Empathy: n. 1. the action of understanding, being aware of, being sensitive to, and vicariously experiencing the feelings, thoughts, and experience of another
Sympathy: n. 1.sorrow or the capacity to feel sorrow for another’s suffering or misfortune. Synonym for sympathy include: commiseration, condolence, regret, pity.
Empathy and sympathy might seem similar at first but they are worlds apart, in my opinion. There are some people who appear to be empathetic when we tell them something but they are actually sympathetic. What’s the difference?? To make things simpler in my mind, I’ve always associated sympathy with pity. People who express pity seem to feel helpless to act. The word “commiserate” was synonymous with sympathy which also helped me clarify the differences. Any time I’ve “commiserated” with anyone, it’s looked like a grand old bitching session. Lots of airing the dirty laundry, little action and no one really feels better.

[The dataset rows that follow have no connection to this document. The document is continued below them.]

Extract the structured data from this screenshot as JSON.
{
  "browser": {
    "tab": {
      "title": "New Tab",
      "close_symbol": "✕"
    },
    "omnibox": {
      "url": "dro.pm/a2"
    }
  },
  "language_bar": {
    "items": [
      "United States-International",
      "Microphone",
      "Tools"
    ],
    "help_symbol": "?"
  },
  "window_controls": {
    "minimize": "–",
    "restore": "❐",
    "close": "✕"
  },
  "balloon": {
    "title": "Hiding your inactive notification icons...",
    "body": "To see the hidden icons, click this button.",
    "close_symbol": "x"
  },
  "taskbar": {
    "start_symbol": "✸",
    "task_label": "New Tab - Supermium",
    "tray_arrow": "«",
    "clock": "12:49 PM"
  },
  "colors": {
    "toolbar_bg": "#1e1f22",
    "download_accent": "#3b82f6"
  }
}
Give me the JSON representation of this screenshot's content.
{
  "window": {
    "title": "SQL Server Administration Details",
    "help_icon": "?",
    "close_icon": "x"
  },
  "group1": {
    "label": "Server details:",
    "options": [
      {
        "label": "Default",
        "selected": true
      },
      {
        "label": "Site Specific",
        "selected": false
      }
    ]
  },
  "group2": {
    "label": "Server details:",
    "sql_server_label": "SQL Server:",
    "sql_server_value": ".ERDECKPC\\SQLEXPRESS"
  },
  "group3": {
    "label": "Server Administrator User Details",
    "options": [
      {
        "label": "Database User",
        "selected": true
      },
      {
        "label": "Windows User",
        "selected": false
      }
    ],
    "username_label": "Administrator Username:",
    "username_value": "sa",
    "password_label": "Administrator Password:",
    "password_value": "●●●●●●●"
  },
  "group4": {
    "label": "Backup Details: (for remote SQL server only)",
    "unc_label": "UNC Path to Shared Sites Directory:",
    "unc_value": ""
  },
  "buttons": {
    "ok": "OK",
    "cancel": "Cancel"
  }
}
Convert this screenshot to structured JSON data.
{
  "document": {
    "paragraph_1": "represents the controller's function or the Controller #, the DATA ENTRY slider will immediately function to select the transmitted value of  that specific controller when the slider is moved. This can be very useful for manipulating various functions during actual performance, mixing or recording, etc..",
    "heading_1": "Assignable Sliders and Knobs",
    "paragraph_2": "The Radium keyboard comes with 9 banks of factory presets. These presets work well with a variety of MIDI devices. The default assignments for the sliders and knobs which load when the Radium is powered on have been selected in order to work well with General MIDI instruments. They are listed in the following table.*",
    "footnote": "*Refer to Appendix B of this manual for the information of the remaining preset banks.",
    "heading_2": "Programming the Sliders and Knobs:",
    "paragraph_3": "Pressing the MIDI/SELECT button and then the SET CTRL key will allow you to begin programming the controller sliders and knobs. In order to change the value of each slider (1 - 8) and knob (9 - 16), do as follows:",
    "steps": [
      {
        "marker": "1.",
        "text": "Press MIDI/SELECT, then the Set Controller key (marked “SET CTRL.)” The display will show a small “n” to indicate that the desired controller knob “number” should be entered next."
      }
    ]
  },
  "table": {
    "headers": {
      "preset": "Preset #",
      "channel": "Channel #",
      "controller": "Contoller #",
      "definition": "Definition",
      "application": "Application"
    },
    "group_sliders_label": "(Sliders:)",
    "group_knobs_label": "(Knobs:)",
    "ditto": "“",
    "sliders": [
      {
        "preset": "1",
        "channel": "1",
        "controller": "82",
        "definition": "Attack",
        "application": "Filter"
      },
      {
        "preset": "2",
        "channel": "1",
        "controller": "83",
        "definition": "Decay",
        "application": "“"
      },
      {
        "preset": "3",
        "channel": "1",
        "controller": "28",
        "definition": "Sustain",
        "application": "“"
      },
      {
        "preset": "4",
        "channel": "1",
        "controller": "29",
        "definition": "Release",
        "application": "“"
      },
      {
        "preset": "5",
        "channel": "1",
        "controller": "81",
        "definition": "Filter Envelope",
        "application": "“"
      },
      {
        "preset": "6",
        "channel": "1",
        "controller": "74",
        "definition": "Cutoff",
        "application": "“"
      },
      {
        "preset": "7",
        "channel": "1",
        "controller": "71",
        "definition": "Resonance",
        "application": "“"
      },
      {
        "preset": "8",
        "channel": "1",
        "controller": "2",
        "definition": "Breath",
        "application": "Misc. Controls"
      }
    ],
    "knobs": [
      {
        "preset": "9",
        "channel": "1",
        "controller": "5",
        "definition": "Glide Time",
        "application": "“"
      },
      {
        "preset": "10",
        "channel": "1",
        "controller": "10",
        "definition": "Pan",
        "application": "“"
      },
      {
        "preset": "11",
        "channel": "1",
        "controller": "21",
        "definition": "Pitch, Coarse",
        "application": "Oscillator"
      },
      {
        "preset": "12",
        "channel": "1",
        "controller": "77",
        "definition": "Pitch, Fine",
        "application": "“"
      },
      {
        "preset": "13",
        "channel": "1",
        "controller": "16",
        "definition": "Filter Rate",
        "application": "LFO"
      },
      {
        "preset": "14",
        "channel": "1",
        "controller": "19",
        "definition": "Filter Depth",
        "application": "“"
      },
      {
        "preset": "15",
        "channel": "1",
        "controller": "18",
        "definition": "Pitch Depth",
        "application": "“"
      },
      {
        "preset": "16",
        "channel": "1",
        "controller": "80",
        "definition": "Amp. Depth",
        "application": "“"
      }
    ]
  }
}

The difference between sympathy and empathy is heart. When someone is venting their problems, many times the first reaction is to jump in the muck and roll around with the one venting. It takes a different part of ourselves to extend empathy. So, what is empathy? Empathy is the ability to identify and validate someone’s feelings. Empathy is not pity. Empathy is not jumping in the muck. Empathy is acknowledging the pain in someone else and not trying to “fix” them. I was shown Brene’ Brown on Empathy (<<click to watch video) recently. It’s a brilliant video which explains the differences of these two words.
Having been on both sides of empathy and sympathy, I can see times when I was less than empathetic with people. Why is empathy so difficult to express? Empathy requires us to tap into ourselves and feel our pain in order to help someone else. Pain is uncomfortable and I think most of us spend a good amount of energy running from it. It’s counterintuitive to sit with your pain much less anyone else’ pain. However, sitting with our own pain is often when we learn the most about ourselves. Sitting with someone else in pain and empathizing with them validates their feelings and lets them know they are not the only one who has ever felt like this. That validation of feelings is huge because it lets the person in pain know they are not alone, they are not crazy and that what they feel is OK.

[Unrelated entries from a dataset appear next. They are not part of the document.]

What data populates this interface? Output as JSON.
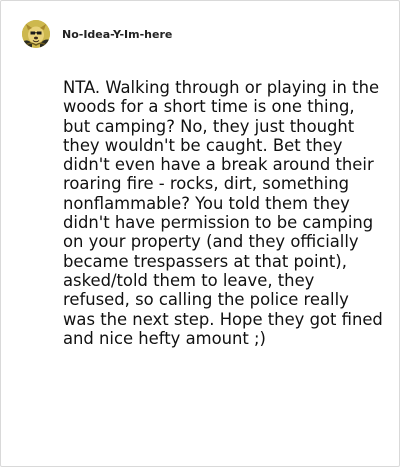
{
  "comment": {
    "username": "No-Idea-Y-Im-here",
    "avatar_icon": "cartoon-dog-avatar-icon",
    "body": "NTA. Walking through or playing in the woods for a short time is one thing, but camping? No, they just thought they wouldn't be caught. Bet they didn't even have a break around their roaring fire - rocks, dirt, something nonflammable? You told them they didn't have permission to be camping on your property (and they officially became trespassers at that point), asked/told them to leave, they refused, so calling the police really was the next step. Hope they got fined and nice hefty amount ;)"
  }
}
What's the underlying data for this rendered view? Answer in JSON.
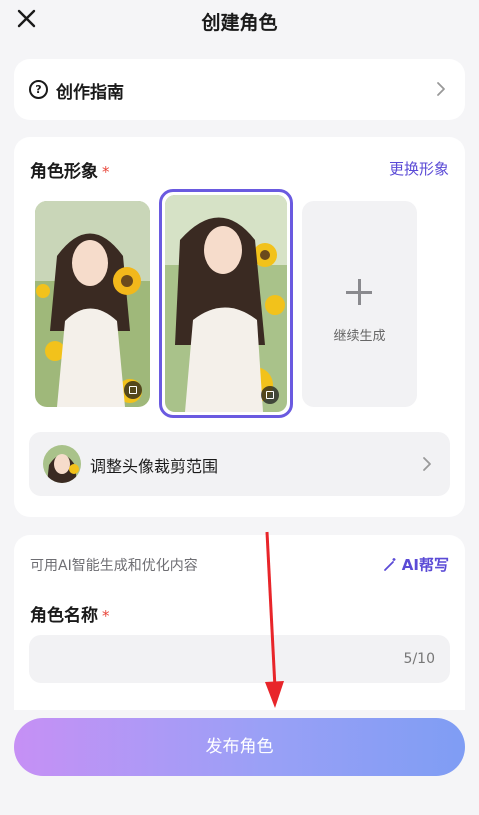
{
  "header": {
    "title": "创建角色",
    "close_icon": "close-icon"
  },
  "guide": {
    "label": "创作指南",
    "icon": "question-circle-icon",
    "chevron": "chevron-right-icon"
  },
  "appearance": {
    "title": "角色形象",
    "required_mark": "*",
    "change_link": "更换形象",
    "generate_more_label": "继续生成",
    "selected_index": 1,
    "adjust_crop_label": "调整头像裁剪范围"
  },
  "name_section": {
    "ai_hint": "可用AI智能生成和优化内容",
    "ai_help_label": "AI帮写",
    "title": "角色名称",
    "required_mark": "*",
    "input_value": "",
    "counter": "5/10"
  },
  "publish": {
    "label": "发布角色"
  },
  "colors": {
    "accent": "#5b4bd6",
    "required": "#e8463a",
    "selected_border": "#6a5ae0",
    "annotation_arrow": "#e8252a"
  }
}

Brene Brown’s video popped up in my social media stream. A comment was made about this video said “So many of us mean well, but we aren’t helping a bit and we don’t know how”. That comment angered me, primarily due to who said it but it got me asking the “why” of this statement. Why don’t we know how to empathize?? I had to think long and hard about this question.
I feel is so difficult for some people to be empathetic because they are so afraid of their own feelings. They are afraid to acknowledge the sadness, fear, anger, shame, judgement or feelings of helplessness within themselves. Ask them to be there for someone else in their moment of need??? For them, it’s fucking terrifying. So instead they try to throw sunshine over you when you’re trying to share your heart. They say things like “but look at the bright side” and “just let that stuff roll off” or “but look at all you do have” instead of actually listening to you and validating your feelings. Do they think they are helping? Probably. They are trying to cheer you up and that’s good, right?? What they don’t realize is, sometimes being silent, giving a hug and allowing that person in pain to talk is more help than any false sunshine or temporary distraction.
It’s not easy to live from your heart and that is exactly what empathy is: connecting to another with your heart. Vulnerability is a scary thing but in order for us to be empathetic, we must allow ourselves to be vulnerable. I have to bite my tongue sometimes still because my reflex for so long was sympathy and commiseration (which I thought was empathy). I was the one who tried to throw sunshine at others instead of listening. I was the one who commiserated in the trenches until we both felt horrible. I was the one who could not see past my own pain and therefore I was often unable to be there for others. What changed? I experienced empathy for myself instead of pity and I finally understood the difference.